Your task: Reply with one number only: the count of lines below that contain the word "power".

Entries provided:
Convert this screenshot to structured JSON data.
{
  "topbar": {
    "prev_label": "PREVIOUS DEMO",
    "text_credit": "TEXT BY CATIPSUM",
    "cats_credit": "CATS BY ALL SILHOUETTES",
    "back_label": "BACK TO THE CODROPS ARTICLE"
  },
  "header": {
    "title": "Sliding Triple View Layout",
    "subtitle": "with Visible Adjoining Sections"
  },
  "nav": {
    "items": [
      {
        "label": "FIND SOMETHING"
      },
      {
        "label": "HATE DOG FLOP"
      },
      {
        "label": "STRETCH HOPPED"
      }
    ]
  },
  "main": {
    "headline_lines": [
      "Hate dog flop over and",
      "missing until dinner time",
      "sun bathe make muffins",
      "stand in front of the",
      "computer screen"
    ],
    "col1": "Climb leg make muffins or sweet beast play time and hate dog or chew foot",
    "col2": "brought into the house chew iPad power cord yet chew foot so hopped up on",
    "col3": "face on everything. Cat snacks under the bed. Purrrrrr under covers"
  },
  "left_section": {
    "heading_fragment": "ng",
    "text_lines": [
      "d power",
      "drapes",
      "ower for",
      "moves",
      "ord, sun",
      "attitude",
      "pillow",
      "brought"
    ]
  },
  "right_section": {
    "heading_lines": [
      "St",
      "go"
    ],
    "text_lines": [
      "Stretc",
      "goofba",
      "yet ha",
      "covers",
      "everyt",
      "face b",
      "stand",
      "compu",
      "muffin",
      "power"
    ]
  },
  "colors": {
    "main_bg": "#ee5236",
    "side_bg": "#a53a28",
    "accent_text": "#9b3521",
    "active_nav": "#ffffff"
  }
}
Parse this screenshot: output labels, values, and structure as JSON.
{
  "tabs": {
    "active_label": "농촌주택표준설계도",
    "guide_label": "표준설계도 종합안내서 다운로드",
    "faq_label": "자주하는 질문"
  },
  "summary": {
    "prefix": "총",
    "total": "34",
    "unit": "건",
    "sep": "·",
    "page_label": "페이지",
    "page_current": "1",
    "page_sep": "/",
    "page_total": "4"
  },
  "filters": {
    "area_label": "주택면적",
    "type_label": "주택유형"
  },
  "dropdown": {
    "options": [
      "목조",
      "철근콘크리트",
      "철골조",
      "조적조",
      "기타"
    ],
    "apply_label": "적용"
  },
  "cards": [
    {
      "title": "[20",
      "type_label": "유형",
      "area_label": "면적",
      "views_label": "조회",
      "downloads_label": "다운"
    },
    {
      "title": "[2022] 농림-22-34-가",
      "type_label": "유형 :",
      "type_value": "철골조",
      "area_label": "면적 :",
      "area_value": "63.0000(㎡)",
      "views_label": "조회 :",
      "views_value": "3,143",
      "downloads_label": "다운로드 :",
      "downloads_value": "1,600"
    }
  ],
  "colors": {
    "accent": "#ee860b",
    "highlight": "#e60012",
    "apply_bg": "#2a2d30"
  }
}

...

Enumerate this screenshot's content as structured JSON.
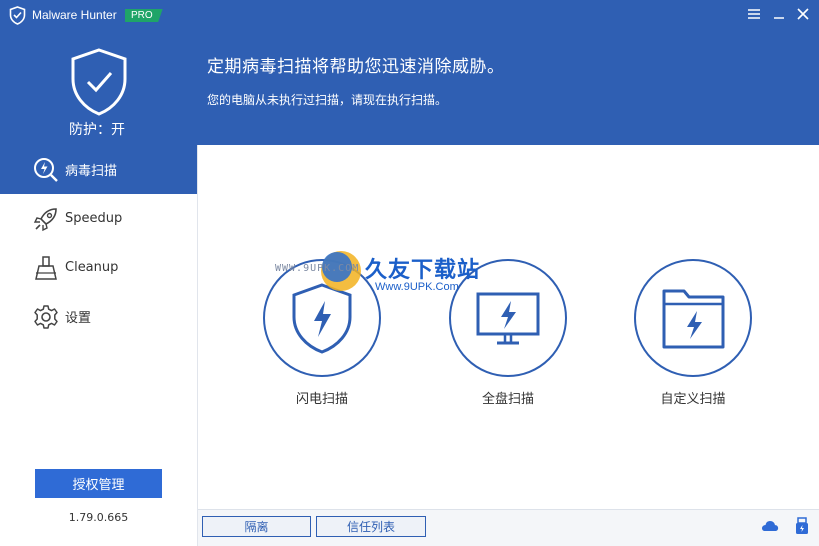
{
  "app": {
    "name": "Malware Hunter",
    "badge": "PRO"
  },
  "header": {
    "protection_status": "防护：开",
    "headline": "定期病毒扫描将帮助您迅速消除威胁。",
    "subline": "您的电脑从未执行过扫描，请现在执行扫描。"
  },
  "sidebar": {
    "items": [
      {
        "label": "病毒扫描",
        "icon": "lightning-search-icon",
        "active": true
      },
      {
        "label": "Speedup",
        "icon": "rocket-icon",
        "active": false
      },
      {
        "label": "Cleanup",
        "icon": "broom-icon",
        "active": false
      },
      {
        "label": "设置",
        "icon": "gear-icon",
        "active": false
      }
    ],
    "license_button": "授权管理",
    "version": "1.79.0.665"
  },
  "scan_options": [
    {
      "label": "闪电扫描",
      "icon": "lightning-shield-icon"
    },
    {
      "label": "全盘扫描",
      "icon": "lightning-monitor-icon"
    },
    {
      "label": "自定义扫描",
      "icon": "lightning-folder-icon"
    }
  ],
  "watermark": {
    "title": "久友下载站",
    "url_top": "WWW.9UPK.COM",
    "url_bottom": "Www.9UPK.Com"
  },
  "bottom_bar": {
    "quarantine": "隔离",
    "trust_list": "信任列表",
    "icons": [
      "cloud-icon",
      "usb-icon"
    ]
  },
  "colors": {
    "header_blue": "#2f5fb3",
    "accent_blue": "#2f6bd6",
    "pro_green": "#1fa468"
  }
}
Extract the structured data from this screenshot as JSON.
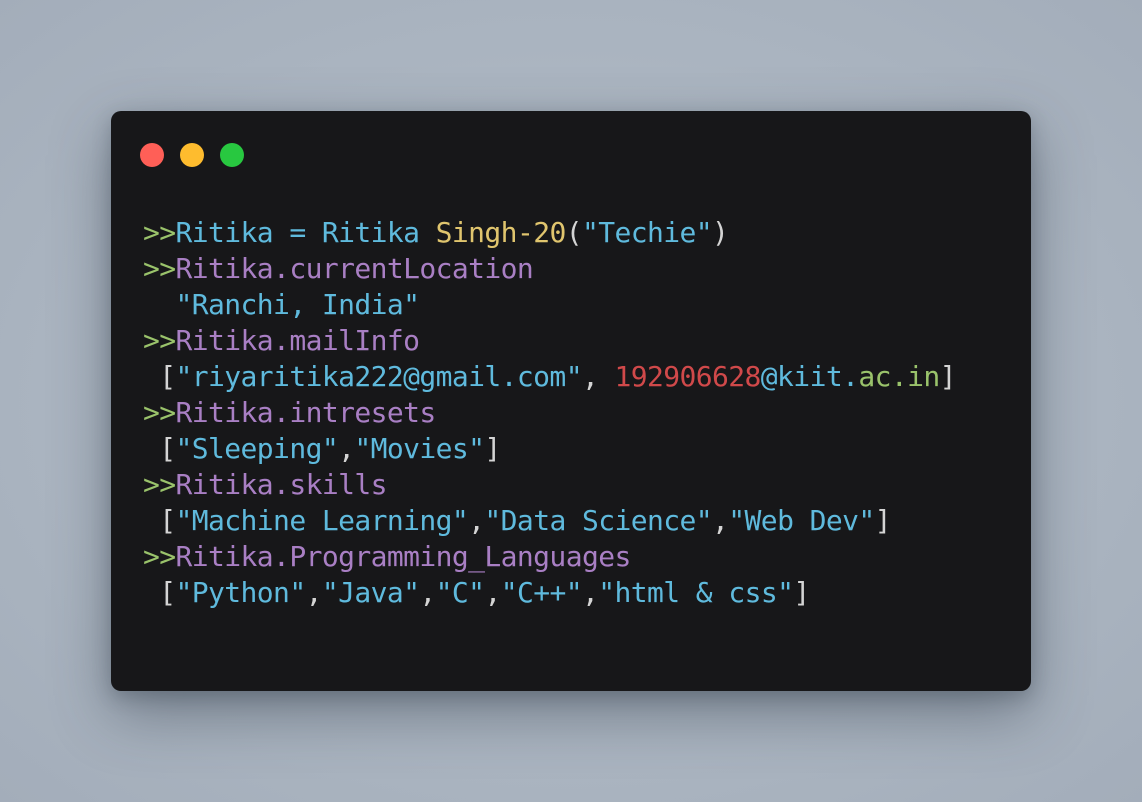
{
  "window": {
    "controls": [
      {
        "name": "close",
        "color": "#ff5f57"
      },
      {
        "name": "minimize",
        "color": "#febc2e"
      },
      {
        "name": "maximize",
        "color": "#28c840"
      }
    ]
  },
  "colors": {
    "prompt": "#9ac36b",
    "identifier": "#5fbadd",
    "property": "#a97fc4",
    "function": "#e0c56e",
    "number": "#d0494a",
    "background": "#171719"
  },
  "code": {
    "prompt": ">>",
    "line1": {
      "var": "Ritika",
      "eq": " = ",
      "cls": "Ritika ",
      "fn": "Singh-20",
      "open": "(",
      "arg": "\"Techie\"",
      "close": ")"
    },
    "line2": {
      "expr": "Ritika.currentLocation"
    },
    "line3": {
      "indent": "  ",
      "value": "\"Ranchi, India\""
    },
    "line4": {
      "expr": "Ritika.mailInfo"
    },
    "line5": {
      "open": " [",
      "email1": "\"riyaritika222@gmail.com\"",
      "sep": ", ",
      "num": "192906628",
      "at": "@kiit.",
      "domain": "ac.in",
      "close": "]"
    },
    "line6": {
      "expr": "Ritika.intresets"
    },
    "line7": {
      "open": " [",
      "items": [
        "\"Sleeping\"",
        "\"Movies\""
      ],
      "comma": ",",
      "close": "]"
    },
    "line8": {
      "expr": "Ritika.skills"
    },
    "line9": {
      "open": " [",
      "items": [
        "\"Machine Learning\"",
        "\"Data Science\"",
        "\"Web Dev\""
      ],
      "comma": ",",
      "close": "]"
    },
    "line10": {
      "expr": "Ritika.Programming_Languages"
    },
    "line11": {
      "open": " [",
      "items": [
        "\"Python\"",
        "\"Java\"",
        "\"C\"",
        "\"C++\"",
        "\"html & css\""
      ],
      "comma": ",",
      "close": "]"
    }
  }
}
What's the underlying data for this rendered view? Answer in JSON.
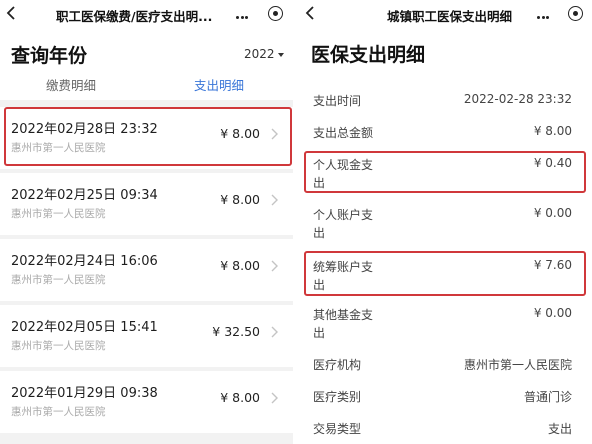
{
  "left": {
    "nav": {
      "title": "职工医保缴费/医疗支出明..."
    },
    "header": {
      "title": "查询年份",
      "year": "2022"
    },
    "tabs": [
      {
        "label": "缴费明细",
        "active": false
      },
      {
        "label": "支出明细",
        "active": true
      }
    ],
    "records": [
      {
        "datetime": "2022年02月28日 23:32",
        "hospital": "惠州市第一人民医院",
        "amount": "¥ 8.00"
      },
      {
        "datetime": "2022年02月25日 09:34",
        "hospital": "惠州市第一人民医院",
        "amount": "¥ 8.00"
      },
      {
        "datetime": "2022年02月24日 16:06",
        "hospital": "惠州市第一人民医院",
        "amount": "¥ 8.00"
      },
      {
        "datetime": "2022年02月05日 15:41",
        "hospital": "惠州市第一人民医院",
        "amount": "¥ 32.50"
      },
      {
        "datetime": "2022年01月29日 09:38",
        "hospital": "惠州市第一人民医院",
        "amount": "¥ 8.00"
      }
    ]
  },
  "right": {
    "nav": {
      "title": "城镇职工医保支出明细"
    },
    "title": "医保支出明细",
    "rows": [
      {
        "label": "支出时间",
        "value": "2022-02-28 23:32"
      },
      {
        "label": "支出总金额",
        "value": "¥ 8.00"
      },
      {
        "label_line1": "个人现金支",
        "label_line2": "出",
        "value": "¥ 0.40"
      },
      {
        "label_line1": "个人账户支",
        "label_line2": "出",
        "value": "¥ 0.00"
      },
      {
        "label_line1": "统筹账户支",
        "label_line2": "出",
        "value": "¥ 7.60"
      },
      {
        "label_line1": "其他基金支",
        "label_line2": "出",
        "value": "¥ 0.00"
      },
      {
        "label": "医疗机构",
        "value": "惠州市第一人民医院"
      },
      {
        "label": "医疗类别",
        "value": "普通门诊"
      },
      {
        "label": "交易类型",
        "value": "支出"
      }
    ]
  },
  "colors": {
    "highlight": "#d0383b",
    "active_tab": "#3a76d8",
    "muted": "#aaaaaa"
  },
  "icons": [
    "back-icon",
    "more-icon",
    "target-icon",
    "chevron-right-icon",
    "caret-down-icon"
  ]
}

Task solution: 3